Your answer should be an exact copy of the data.

DATASET EXTRACT.

-- Opening Marker --

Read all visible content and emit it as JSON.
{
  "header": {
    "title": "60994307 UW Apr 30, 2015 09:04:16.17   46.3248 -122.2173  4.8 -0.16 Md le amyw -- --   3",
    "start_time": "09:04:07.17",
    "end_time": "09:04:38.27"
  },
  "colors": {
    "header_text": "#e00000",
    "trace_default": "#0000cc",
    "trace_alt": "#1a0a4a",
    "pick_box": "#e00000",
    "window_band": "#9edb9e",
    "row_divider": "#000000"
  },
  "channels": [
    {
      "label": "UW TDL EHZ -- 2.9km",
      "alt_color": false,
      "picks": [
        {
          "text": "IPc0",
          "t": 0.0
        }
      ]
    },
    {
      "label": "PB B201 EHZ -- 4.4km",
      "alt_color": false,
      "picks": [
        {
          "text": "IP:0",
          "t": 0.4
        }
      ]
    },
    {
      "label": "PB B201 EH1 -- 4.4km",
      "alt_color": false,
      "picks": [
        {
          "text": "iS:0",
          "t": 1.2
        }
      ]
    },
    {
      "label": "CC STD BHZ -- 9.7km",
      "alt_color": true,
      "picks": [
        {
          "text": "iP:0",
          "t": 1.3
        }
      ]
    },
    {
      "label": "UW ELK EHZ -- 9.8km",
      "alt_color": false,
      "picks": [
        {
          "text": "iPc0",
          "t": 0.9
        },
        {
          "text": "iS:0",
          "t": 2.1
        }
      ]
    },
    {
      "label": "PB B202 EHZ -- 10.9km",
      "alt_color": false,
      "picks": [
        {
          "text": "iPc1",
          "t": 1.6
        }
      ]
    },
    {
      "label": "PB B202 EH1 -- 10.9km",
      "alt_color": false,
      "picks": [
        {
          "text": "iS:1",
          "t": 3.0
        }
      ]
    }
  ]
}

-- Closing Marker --

TASK SOLUTION.
Read all visible content and emit it as JSON.
{
  "header": {
    "title": "60994307 UW Apr 30, 2015 09:04:16.17   46.3248 -122.2173  4.8 -0.16 Md le amyw -- --   3",
    "start_time": "09:04:07.17",
    "end_time": "09:04:38.27"
  },
  "colors": {
    "header_text": "#e00000",
    "trace_default": "#0000cc",
    "trace_alt": "#1a0a4a",
    "pick_box": "#e00000",
    "window_band": "#9edb9e",
    "row_divider": "#000000"
  },
  "channels": [
    {
      "label": "UW TDL EHZ -- 2.9km",
      "alt_color": false,
      "picks": [
        {
          "text": "IPc0",
          "t": 0.0
        }
      ]
    },
    {
      "label": "PB B201 EHZ -- 4.4km",
      "alt_color": false,
      "picks": [
        {
          "text": "IP:0",
          "t": 0.4
        }
      ]
    },
    {
      "label": "PB B201 EH1 -- 4.4km",
      "alt_color": false,
      "picks": [
        {
          "text": "iS:0",
          "t": 1.2
        }
      ]
    },
    {
      "label": "CC STD BHZ -- 9.7km",
      "alt_color": true,
      "picks": [
        {
          "text": "iP:0",
          "t": 1.3
        }
      ]
    },
    {
      "label": "UW ELK EHZ -- 9.8km",
      "alt_color": false,
      "picks": [
        {
          "text": "iPc0",
          "t": 0.9
        },
        {
          "text": "iS:0",
          "t": 2.1
        }
      ]
    },
    {
      "label": "PB B202 EHZ -- 10.9km",
      "alt_color": false,
      "picks": [
        {
          "text": "iPc1",
          "t": 1.6
        }
      ]
    },
    {
      "label": "PB B202 EH1 -- 10.9km",
      "alt_color": false,
      "picks": [
        {
          "text": "iS:1",
          "t": 3.0
        }
      ]
    }
  ]
}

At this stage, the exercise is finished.